Predictably, it was the Mexican team who made most of the first half’s early running. Launching waves of attacks, Geovanni almost opened scoring after just a minute, South Africa’s goalkeeper Khune spilling Carlos Vela’s shot into his path following some unsure defending. Captain Aaron Mokoena made the saving challenge, but it seemed that all the vuvuzelas on the planet were not going to be able to undo the gulf in class indicated by either side’s FIFA ranking. It took the hosts a full 15 minutes to find their feet enough to string together a meaningful and prolonged spell of attacking possession, which was sad news for my already bleeding ears. The din from the vuvuzelas is unrelenting even from half a world away and for the first time, I honestly began to think there could be some truth in the plastic trumpet being the great new tactical advantage of 21st century football.

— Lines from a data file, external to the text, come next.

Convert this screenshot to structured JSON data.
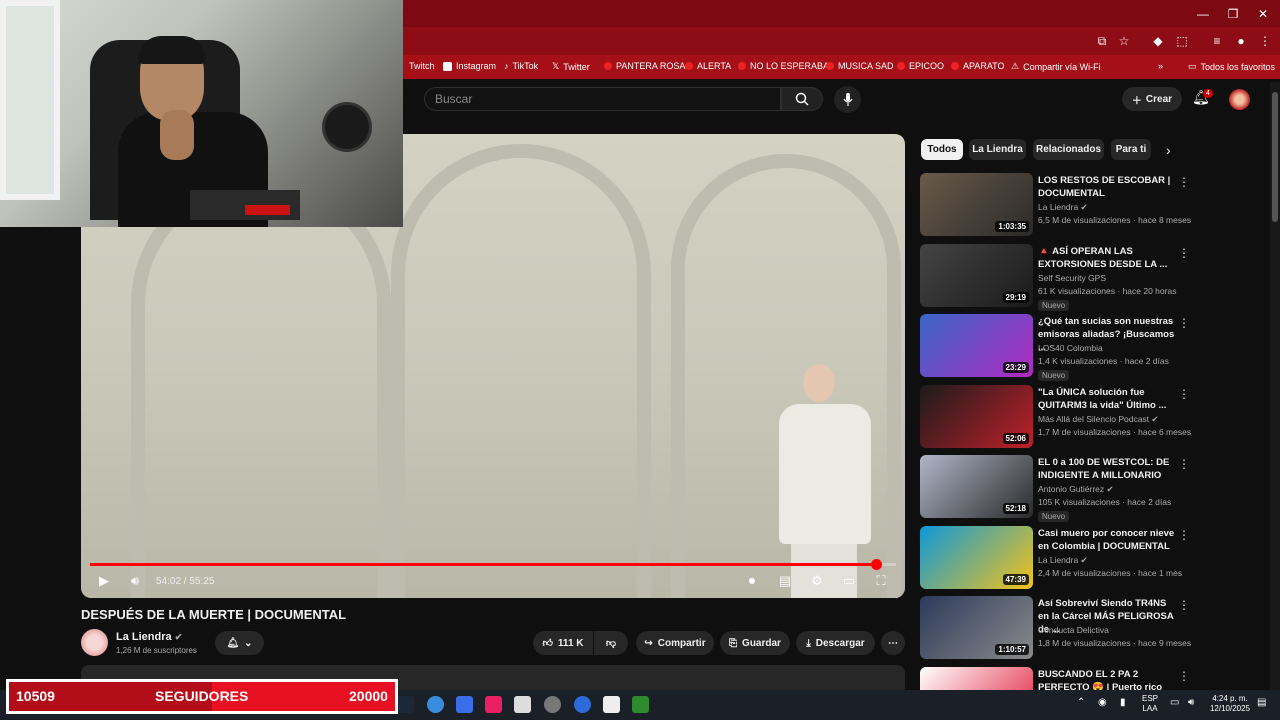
{
  "bookmarks": [
    "Twitch",
    "Instagram",
    "TikTok",
    "Twitter",
    "PANTERA ROSA",
    "ALERTA",
    "NO LO ESPERABA",
    "MUSICA SAD",
    "EPICOO",
    "APARATO",
    "Compartir vía Wi-Fi"
  ],
  "bookmarks_folder": "Todos los favoritos",
  "search": {
    "placeholder": "Buscar"
  },
  "header": {
    "create_label": "Crear",
    "notifications": "4"
  },
  "player": {
    "time": "54:02 / 55:25",
    "progress": 0.975
  },
  "video": {
    "title": "DESPUÉS DE LA MUERTE | DOCUMENTAL",
    "channel": "La Liendra",
    "subscribers": "1,26 M de suscriptores",
    "likes": "111 K",
    "share_label": "Compartir",
    "save_label": "Guardar",
    "download_label": "Descargar"
  },
  "chips": [
    "Todos",
    "La Liendra",
    "Relacionados",
    "Para ti"
  ],
  "recommendations": [
    {
      "title": "LOS RESTOS DE ESCOBAR | DOCUMENTAL",
      "channel": "La Liendra",
      "meta": "6,5 M de visualizaciones · hace 8 meses",
      "duration": "1:03:35",
      "badge": "",
      "verified": true
    },
    {
      "title": "🔺 ASÍ OPERAN LAS EXTORSIONES DESDE LA ...",
      "channel": "Self Security GPS",
      "meta": "61 K visualizaciones · hace 20 horas",
      "duration": "29:19",
      "badge": "Nuevo",
      "verified": false
    },
    {
      "title": "¿Qué tan sucias son nuestras emisoras aliadas? ¡Buscamos ...",
      "channel": "LOS40 Colombia",
      "meta": "1,4 K visualizaciones · hace 2 días",
      "duration": "23:29",
      "badge": "Nuevo",
      "verified": false
    },
    {
      "title": "\"La ÚNICA solución fue QUITARM3 la vida\" Último ...",
      "channel": "Más Allá del Silencio Podcast",
      "meta": "1,7 M de visualizaciones · hace 6 meses",
      "duration": "52:06",
      "badge": "",
      "verified": true
    },
    {
      "title": "EL 0 a 100 DE WESTCOL: DE INDIGENTE A MILLONARIO",
      "channel": "Antonio Gutiérrez",
      "meta": "105 K visualizaciones · hace 2 días",
      "duration": "52:18",
      "badge": "Nuevo",
      "verified": true
    },
    {
      "title": "Casi muero por conocer nieve en Colombia | DOCUMENTAL",
      "channel": "La Liendra",
      "meta": "2,4 M de visualizaciones · hace 1 mes",
      "duration": "47:39",
      "badge": "",
      "verified": true
    },
    {
      "title": "Así Sobreviví Siendo TR4NS en la Cárcel MÁS PELIGROSA de ...",
      "channel": "Conducta Delictiva",
      "meta": "1,8 M de visualizaciones · hace 9 meses",
      "duration": "1:10:57",
      "badge": "",
      "verified": false
    },
    {
      "title": "BUSCANDO EL 2 PA 2 PERFECTO 😍 | Puerto rico",
      "channel": "",
      "meta": "",
      "duration": "",
      "badge": "",
      "verified": false
    }
  ],
  "followers": {
    "current": "10509",
    "label": "SEGUIDORES",
    "goal": "20000",
    "progress": 0.5255
  },
  "tray": {
    "lang": "ESP",
    "lang2": "LAA",
    "time": "4:24 p. m.",
    "date": "12/10/2025"
  }
}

By hook or by crook, though, South Africa weathered the storm and the first half ended goalless. There were some close moments, and Carlos Vela had one chalked off for a marginal, but most-likely correct, offside decision. In the closing minutes of the half, South Africa even rallied enough to threaten their opponents twice before the whistle, both time as a result of crosses causing all kinds of problems for Mexico’s diminutive goalkeeper Perez. To the Africans’ credit, they could point to as many missed chances as their better-fancied opposition as the oranges came out.
The second half began with more of the same, with the hosts – now with Masilela on for Thwala – pushing on and Mexico seeming as though they were starting to lose a bit of their swagger. But it was after they had begun to get their foot on a ball a little more that South Africa’s pressure told: a swift counter attacking move boldly and stylishly finished by winger Tshabalala on 55 minutes. Coach Aguirre, already looking to make a change before, was forced into action, bringing on playmaker Guardardo in place of a centre half. Two more attacking changes – Cuauhtemoc Blanco and Javier Hernandez – followed within the next quarter of an hour, as Mexico – who having been the better side were now looking like they were starting to panic – continued to lack fluidity and bite.

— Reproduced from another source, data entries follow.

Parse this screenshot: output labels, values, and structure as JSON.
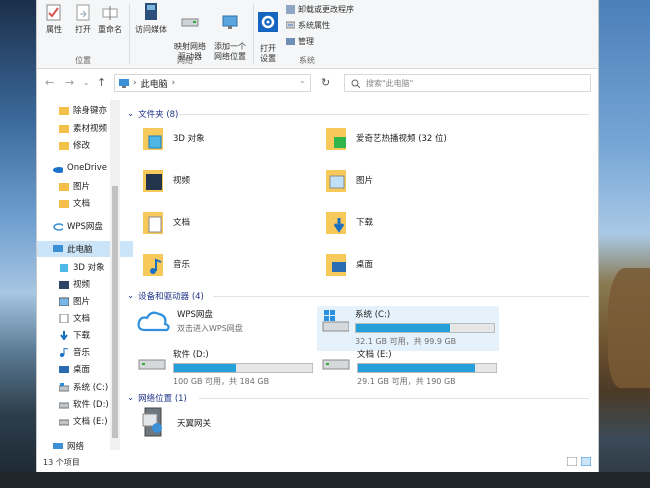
{
  "ribbon": {
    "location_group": {
      "label": "位置",
      "buttons": [
        {
          "label": "属性",
          "icon": "properties-check-icon"
        },
        {
          "label": "打开",
          "icon": "open-icon"
        },
        {
          "label": "重命名",
          "icon": "rename-icon"
        }
      ]
    },
    "network_group": {
      "label": "网络",
      "buttons": [
        {
          "label": "访问媒体",
          "icon": "media-access-icon"
        },
        {
          "label": "映射网络\n驱动器",
          "icon": "map-drive-icon"
        },
        {
          "label": "添加一个\n网络位置",
          "icon": "add-network-location-icon"
        }
      ]
    },
    "system_group": {
      "label": "系统",
      "open_settings": "打开\n设置",
      "items": [
        "卸载或更改程序",
        "系统属性",
        "管理"
      ]
    }
  },
  "address": {
    "path_item": "此电脑",
    "search_placeholder": "搜索\"此电脑\""
  },
  "nav": {
    "items": [
      {
        "label": "除身键亦",
        "icon": "folder-yellow"
      },
      {
        "label": "素材视频",
        "icon": "folder-yellow"
      },
      {
        "label": "修改",
        "icon": "folder-yellow"
      },
      {
        "label": "OneDrive",
        "icon": "cloud-icon"
      },
      {
        "label": "图片",
        "icon": "folder-yellow"
      },
      {
        "label": "文档",
        "icon": "folder-yellow"
      },
      {
        "label": "WPS网盘",
        "icon": "wps-cloud-icon"
      },
      {
        "label": "此电脑",
        "icon": "pc-icon"
      },
      {
        "label": "3D 对象",
        "icon": "3d-icon"
      },
      {
        "label": "视频",
        "icon": "video-icon"
      },
      {
        "label": "图片",
        "icon": "pictures-icon"
      },
      {
        "label": "文档",
        "icon": "docs-icon"
      },
      {
        "label": "下载",
        "icon": "download-icon"
      },
      {
        "label": "音乐",
        "icon": "music-icon"
      },
      {
        "label": "桌面",
        "icon": "desktop-icon"
      },
      {
        "label": "系统 (C:)",
        "icon": "drive-c-icon"
      },
      {
        "label": "软件 (D:)",
        "icon": "drive-icon"
      },
      {
        "label": "文档 (E:)",
        "icon": "drive-icon"
      },
      {
        "label": "网络",
        "icon": "network-icon"
      }
    ]
  },
  "content": {
    "folders_header": "文件夹 (8)",
    "folders": [
      {
        "label": "3D 对象"
      },
      {
        "label": "爱奇艺热播视频 (32 位)"
      },
      {
        "label": "视频"
      },
      {
        "label": "图片"
      },
      {
        "label": "文档"
      },
      {
        "label": "下载"
      },
      {
        "label": "音乐"
      },
      {
        "label": "桌面"
      }
    ],
    "devices_header": "设备和驱动器 (4)",
    "wps": {
      "name": "WPS网盘",
      "sub": "双击进入WPS网盘"
    },
    "drives": [
      {
        "name": "系统 (C:)",
        "detail": "32.1 GB 可用，共 99.9 GB",
        "used_fraction": 0.68
      },
      {
        "name": "软件 (D:)",
        "detail": "100 GB 可用，共 184 GB",
        "used_fraction": 0.45
      },
      {
        "name": "文档 (E:)",
        "detail": "29.1 GB 可用，共 190 GB",
        "used_fraction": 0.85
      }
    ],
    "network_header": "网络位置 (1)",
    "network_item": "天翼网关"
  },
  "status": {
    "count": "13 个项目"
  },
  "colors": {
    "accent": "#26a0da",
    "selected": "#cce4f7",
    "header_text": "#1e3287"
  }
}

Mexico’s efforts finally began to pay off on 79 minutes. A left-side cross by Guardardo caused chaos in the South Africa back line and the Mexican players found themselves queuing up to finish at the back post: Rafael Marques taking the honours. South Africa now were starting to look as though they’d run themselves ragged and would be happy to just hold on, although Parreira continued to espouse an attacking philosophy, replacing Steven Pienaar with the similarly forward-minded Bernard Parker. It oh so nearly paid off, too, the lone-striker Mphela making the break through the Mexican lines before seeing his low shot bounce off the outside of the right-hand upright with just added time remaining.
Overall, then, Mexico had all the better technique but South Africa had all the spirit. Mexico can’t argue with their point, but South Africa could easily have deprived them of it. It’s going to be a fascinating group.

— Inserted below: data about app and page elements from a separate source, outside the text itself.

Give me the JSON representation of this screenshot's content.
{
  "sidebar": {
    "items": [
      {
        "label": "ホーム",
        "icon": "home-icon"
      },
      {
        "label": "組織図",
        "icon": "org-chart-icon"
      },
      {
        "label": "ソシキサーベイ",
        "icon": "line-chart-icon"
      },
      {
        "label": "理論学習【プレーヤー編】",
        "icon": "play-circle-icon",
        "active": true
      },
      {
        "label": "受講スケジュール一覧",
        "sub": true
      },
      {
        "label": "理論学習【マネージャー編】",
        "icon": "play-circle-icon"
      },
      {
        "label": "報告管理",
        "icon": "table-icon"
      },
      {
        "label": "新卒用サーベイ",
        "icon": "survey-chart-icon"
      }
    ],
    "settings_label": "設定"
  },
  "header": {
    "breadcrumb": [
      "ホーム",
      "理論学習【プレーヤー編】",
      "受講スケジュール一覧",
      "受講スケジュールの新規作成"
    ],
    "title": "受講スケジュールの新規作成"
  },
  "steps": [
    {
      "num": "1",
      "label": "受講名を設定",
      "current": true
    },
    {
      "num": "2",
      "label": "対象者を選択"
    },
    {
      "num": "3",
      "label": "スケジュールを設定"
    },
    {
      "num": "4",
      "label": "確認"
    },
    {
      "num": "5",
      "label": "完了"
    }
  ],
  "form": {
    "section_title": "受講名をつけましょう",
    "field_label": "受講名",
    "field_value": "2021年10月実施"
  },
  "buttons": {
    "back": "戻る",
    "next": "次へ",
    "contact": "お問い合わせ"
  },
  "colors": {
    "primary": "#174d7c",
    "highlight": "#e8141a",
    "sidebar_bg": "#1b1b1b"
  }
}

Our thanks go to Historical Football Kits for allowing us to use their images for this report.